Variability based indicators

Spatial variance

Critical slowing down can lead to stronger fluctuations around the equilibrium state of the system. This causes spatial variance of the system to increase prior to a transition. Spatial variance is formally defined as the second moment around the spatial mean of the state variable.

(1)   \begin{equation*} \sigma^2 = \frac{1}{MN}\sum_{n=1}^N\sum_{m=1}^M (z[m,n]-\bar{z})^2 \end{equation*}

Spatial skewness

Fluctuations around the mean can become increasingly asymmetric as the system approaches a transition. This is because the fluctuations in the direction of the alternative stable state take longer to return back to the equilibrium than those in the opposite direction; this asymmetry can also arise due to local flickering events (i.e. occasional jumps of local units between their current and alternative state). The spatial asymmetry can be measured by spatial skewness, which is the third central moment scaled by the standard deviation.

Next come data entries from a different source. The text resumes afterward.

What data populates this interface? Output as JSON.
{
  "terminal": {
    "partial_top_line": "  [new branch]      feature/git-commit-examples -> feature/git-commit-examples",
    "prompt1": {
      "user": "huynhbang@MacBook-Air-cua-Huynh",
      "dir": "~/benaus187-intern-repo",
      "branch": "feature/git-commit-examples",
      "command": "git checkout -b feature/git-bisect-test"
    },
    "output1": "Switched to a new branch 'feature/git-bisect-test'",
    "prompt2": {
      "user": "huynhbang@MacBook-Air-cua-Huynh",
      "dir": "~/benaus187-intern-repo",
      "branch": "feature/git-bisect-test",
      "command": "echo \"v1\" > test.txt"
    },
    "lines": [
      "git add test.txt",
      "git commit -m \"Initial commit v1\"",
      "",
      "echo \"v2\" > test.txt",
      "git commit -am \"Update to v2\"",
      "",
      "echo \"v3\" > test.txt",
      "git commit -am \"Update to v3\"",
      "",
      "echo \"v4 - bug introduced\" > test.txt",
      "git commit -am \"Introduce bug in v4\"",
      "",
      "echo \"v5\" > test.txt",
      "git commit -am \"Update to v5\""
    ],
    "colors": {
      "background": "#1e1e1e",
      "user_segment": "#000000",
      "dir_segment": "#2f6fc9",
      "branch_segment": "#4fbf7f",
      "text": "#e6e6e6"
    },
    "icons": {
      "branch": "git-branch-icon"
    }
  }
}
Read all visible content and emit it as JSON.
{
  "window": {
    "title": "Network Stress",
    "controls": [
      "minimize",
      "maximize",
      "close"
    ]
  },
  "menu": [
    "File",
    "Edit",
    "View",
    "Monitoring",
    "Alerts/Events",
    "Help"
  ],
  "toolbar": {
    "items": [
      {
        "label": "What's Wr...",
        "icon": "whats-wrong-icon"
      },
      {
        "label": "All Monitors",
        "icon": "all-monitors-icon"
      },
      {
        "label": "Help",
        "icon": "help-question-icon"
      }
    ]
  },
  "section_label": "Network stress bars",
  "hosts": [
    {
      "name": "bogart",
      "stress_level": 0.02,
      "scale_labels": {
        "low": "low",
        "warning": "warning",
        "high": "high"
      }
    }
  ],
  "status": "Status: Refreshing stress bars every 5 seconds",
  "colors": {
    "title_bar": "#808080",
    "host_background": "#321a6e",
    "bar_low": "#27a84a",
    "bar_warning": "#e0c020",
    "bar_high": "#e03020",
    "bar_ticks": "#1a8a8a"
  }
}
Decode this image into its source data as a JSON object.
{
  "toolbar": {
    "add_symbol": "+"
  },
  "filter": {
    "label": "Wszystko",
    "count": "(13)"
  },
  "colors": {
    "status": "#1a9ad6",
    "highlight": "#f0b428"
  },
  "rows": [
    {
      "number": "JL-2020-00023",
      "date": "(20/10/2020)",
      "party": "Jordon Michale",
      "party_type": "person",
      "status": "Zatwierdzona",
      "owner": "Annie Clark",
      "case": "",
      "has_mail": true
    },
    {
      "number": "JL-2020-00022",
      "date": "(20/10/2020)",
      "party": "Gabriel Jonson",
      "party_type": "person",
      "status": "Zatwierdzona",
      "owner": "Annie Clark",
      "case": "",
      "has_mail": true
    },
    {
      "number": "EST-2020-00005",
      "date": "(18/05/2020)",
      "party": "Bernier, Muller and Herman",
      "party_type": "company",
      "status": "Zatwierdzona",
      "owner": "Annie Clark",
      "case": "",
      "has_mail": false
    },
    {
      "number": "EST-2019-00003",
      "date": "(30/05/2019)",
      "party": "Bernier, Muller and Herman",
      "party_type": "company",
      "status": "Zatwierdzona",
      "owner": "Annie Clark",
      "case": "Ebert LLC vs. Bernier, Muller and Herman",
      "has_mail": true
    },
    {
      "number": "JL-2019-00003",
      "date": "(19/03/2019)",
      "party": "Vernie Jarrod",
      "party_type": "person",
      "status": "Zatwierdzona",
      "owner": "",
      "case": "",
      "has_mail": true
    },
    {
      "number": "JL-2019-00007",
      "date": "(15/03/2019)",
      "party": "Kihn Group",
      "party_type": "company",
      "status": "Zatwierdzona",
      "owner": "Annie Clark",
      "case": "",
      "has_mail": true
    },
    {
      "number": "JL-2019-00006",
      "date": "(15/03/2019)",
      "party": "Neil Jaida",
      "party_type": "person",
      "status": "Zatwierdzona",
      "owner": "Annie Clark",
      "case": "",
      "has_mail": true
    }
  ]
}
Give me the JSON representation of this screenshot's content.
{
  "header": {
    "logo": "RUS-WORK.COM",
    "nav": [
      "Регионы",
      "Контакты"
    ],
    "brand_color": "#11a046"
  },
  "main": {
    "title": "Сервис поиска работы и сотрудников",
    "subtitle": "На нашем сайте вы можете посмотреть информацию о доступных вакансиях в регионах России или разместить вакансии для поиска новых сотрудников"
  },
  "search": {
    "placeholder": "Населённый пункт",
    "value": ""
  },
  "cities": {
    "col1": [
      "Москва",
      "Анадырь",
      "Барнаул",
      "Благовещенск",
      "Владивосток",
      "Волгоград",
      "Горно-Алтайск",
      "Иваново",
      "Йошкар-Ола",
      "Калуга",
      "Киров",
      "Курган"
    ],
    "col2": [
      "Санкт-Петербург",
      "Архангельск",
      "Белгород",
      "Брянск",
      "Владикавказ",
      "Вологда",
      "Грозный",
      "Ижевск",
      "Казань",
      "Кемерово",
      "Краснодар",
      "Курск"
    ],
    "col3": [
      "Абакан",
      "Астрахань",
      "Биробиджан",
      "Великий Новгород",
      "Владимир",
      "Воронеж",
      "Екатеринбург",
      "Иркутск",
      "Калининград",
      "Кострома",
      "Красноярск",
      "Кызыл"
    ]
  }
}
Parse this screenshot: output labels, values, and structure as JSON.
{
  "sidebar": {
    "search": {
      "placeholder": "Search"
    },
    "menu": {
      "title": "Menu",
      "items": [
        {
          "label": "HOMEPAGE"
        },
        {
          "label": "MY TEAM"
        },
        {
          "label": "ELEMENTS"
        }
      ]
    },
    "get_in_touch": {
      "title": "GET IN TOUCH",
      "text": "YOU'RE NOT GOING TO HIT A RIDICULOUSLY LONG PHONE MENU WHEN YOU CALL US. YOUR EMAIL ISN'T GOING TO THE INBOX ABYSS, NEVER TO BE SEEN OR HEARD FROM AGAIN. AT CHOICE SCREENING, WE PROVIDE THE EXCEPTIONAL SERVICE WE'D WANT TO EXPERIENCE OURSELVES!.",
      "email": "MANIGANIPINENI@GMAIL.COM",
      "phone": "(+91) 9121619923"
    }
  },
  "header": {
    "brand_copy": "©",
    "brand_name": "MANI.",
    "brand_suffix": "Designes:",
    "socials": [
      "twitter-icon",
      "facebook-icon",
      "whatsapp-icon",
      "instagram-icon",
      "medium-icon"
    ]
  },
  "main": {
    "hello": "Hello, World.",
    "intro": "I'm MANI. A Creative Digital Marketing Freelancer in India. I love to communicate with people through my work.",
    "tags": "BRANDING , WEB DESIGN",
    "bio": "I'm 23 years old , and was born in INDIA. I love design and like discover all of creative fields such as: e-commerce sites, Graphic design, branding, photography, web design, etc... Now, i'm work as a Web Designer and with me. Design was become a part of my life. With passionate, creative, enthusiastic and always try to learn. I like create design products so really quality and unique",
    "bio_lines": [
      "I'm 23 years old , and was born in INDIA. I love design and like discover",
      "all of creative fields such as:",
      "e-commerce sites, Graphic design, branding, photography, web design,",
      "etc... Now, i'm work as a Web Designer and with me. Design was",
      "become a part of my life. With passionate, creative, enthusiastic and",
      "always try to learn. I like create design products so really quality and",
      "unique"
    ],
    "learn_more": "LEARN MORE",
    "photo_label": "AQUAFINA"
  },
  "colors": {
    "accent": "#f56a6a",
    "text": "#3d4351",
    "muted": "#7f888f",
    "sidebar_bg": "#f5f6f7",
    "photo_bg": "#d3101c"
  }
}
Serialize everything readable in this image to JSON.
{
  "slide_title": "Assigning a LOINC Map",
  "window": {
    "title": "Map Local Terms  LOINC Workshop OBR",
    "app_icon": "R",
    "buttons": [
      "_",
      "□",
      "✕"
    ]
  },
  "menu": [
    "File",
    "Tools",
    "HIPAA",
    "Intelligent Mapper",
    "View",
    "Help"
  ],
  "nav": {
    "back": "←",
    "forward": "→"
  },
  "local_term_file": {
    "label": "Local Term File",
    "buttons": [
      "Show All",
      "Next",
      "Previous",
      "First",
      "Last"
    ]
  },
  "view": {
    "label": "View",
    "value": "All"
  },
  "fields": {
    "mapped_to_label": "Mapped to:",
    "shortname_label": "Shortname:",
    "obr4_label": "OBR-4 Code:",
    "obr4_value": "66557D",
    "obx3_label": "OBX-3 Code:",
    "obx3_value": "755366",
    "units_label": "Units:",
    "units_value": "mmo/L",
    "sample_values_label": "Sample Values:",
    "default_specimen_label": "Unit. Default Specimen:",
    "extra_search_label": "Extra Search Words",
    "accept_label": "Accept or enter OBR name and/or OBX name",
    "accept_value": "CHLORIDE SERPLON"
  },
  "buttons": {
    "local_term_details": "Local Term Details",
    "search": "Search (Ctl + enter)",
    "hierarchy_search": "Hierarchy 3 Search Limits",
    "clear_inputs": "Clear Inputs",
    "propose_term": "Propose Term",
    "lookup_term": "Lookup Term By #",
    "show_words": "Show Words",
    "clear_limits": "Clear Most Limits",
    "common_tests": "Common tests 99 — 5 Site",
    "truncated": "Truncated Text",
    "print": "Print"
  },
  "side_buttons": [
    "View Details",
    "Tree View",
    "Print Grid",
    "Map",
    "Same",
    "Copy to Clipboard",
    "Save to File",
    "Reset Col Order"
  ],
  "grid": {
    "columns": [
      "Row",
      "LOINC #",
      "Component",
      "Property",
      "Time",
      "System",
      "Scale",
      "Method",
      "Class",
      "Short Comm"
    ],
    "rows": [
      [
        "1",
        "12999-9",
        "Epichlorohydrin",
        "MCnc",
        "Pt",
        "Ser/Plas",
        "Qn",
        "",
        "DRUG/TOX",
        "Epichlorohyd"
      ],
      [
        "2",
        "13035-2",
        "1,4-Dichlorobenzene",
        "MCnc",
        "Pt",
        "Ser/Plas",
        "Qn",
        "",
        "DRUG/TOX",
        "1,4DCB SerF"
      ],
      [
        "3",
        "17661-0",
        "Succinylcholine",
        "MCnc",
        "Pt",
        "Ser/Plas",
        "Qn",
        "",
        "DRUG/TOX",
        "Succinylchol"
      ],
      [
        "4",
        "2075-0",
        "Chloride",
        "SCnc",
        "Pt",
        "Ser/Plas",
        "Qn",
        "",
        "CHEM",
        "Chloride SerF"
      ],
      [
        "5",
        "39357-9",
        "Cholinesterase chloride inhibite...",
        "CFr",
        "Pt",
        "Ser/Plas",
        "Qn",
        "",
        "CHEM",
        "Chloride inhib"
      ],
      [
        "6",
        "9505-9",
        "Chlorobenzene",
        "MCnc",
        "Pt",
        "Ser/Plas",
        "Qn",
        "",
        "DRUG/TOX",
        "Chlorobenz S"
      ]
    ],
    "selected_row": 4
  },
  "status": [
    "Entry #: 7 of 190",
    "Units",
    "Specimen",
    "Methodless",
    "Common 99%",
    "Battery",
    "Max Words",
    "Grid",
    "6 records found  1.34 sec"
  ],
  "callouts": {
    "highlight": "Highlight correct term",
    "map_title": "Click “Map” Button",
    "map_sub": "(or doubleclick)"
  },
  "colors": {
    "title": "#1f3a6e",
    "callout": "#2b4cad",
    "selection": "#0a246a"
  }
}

(2)   \begin{equation*} \gamma = \frac{1}{MN}\sum_{n=1}^N\sum_{m=1}^M \frac{(z[m,n]-\bar{z})^3}{\sigma^3} \end{equation*}